...Running Head: The Journey
Symbolism of the Journey
“The Road Not Taken” and “A Worn Path”
Robert Frost (1916) and Eudora Welty (1941)
Joseph J. Ward
Professor Gregory Salyer
August 12rd, 2013
Symbolism of the Journey
“The Road Not Taken” (Clugston, 2010) and, “A Worn Path” (Clugston, 2010) are two well written examples of life’s journeys that I am going to analyze and compare. “The Road Not Taken” by Robert Frost’s (1916) (Clugston, 2010) is a poem that talks about choices in life. “A Worn Path” by Eudora Welty’s (1941) (Clugston, 2010), is a short story that explains the tale of an elderly woman’s journey for the love of her grandson. Both stories share an important message about life, and choices we are forced to face on a daily basis. Both of these stories share the same theme, the literacy elements, but these two pieces differ in many ways.
Life is nothing but a journey with an obstacle of choices and results. Every day we are challenged with decisions, and we need to make a choice on what we decide to do. There are some choices we face are easy, such as “what pair of shoes should I wear today?”, and yet some choices are hard, such as “which college do I choose?” There are some choices that will only impact our own lives, and other choices impact the lives of many others. Our president makes choices every day that will impact the lives of...
...Each person’s life is a journey on a contorted road dotted with bumps and craters. At certain points, the bumps could seem as high as mountains and the pits as deep as hell, making this journey called life appear quite despondent. Although occasionally, your predicaments are entirely fate’s blunders, but perchance, they are your own. Your personal characteristics roughly resemble a steering wheel for your journey. They could be positive traits, which could steer you on a more decent path; or negative traits, which could steer you to a path that’s, well… not so decent. Although you have no control over fate, you have power over your own “driving skills”, and could thus widen or narrow your chance for a smooth, prosperous journey. Also, it is beneficial to remember that you are not alone, for there are many other roads that coincide with yours, where others are conducting through their own journeys and floundering through their own bumps and craters as well. Drive together, and you could purvey support and encouragement for one another, and thus institute milder paths for all of you. Most prominently, no matter how harsh the terrain of your road becomes, just remember that you will pull through and be transformed for the better because of it.
This optimistic philosophy that I’ve adopted had been much solace to me in my own journey in becoming a successful high school student. It was not at...
...Area of Study Essay- Journeys

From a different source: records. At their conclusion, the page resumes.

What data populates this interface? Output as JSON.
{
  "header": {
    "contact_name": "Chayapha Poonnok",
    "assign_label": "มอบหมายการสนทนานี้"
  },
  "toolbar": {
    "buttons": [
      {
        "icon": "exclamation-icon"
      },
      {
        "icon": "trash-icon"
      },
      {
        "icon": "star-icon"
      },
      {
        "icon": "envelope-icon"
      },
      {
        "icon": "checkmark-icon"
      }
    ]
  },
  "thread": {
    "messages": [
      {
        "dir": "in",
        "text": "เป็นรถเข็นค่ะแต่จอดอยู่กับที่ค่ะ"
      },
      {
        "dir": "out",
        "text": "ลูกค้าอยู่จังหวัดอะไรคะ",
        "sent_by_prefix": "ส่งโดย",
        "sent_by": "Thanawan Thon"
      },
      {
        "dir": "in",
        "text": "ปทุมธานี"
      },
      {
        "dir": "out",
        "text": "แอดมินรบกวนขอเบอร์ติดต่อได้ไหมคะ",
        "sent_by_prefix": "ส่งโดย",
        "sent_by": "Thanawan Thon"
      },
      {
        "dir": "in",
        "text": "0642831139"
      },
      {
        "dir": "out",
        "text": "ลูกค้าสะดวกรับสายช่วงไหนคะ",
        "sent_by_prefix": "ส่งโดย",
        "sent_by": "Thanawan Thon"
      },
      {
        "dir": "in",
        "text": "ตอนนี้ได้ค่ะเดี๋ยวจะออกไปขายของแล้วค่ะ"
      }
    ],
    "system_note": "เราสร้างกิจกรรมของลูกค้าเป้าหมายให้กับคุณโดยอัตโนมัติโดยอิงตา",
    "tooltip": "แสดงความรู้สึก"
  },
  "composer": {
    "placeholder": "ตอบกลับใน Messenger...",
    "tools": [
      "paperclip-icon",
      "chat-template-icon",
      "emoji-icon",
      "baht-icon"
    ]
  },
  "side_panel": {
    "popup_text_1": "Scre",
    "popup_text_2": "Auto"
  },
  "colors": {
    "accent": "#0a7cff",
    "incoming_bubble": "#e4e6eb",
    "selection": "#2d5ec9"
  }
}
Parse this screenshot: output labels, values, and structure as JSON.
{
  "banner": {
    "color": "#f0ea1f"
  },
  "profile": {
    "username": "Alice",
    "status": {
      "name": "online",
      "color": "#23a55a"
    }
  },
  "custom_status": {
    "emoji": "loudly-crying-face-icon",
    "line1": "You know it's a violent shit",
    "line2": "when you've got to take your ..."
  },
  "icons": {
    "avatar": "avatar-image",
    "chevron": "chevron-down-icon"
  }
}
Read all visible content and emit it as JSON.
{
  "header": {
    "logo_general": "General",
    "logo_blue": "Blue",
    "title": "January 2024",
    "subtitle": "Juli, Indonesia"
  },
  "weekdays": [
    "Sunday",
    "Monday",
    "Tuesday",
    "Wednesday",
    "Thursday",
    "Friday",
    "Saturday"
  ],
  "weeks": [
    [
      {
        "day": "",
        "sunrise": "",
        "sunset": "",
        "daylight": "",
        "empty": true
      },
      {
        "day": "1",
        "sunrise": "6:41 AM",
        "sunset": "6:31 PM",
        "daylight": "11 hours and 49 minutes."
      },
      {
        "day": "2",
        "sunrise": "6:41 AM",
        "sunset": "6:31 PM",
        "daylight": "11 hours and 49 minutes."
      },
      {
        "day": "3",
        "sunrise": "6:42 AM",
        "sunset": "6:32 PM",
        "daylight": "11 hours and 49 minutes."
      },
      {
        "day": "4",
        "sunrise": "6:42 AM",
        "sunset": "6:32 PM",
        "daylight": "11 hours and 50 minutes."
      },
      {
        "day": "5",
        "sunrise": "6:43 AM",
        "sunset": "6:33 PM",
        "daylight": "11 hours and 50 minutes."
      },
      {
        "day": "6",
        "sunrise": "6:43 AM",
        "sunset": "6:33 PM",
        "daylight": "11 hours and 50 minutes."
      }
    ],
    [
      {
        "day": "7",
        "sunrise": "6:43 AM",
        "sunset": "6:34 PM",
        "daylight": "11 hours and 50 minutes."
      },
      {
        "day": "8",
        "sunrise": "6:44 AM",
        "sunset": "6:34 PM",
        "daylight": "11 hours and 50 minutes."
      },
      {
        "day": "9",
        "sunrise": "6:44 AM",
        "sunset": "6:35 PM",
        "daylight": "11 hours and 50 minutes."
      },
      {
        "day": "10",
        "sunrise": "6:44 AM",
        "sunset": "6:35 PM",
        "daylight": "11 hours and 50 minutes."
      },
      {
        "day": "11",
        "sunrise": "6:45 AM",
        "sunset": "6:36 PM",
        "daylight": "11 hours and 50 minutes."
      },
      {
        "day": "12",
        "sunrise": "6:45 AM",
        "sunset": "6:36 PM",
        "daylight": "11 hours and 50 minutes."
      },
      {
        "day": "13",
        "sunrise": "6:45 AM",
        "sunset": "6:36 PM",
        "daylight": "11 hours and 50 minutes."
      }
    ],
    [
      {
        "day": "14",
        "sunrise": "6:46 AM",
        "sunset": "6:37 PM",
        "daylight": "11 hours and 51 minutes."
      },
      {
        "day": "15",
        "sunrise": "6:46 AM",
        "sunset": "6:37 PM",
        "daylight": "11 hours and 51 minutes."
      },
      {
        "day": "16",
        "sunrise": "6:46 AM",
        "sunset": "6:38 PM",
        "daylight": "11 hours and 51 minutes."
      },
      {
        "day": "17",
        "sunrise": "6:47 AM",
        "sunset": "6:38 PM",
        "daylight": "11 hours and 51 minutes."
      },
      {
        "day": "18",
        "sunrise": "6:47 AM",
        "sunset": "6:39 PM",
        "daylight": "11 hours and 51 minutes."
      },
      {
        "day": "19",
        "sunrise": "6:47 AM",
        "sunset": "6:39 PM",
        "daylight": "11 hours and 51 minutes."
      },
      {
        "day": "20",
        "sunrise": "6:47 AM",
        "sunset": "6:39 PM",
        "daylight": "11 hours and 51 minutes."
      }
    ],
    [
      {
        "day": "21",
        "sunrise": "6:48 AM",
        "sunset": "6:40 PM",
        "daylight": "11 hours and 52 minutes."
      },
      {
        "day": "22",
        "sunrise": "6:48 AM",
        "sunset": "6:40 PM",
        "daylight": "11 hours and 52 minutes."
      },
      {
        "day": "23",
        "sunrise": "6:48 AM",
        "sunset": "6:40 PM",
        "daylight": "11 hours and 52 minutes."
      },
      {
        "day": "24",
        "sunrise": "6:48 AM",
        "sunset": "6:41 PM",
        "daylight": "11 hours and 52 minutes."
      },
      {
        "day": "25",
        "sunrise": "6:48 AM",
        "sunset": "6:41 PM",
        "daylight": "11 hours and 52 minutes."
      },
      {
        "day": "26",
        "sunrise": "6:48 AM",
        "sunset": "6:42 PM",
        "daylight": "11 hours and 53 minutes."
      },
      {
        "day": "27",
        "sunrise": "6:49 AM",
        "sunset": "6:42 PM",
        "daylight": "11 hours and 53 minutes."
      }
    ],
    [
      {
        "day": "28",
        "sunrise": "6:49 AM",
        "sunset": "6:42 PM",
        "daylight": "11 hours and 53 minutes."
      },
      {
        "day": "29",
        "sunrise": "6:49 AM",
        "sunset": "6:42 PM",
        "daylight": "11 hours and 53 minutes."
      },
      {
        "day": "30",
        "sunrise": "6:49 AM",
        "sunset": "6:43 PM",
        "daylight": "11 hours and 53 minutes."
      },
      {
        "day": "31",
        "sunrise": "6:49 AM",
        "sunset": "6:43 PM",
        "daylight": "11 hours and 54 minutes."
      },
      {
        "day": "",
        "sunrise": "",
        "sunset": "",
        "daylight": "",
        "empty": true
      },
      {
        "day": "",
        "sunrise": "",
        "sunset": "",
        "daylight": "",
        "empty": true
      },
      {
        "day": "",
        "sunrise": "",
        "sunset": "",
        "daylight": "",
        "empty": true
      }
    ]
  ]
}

The Oxford Dictionary defines Journey as “an act of travelling from one place to another”; this could, of course, be taken literally. Instead, why not think of “places” as emotional or mental situations? So you take a journey between different emotional states. “The journey, not the arrival, matters.” This statement is correct for all four texts I will be discussing. The journey is more important than the arrival because it is the journey that makes people who they are. On a life journey there are tipping points that define who we become. On our life journey, what is the end, death or something beyond? What significance does death have to the person you have become? Nothing; in death we look back at who we’ve become, but we have become like that, not because of the situation that you are in at that moment in time, but the choices or paths that we took on our life journey. A life journey has bumps and dips that can sometimes feel like mountains or craters as deep as hell, but the journey will always continue. It could be argued that we never really have a specific arrival point in the journey, but have multiple points of arrival and departures. Does a life journey ever really end? The journeys that are shown in the texts are inner...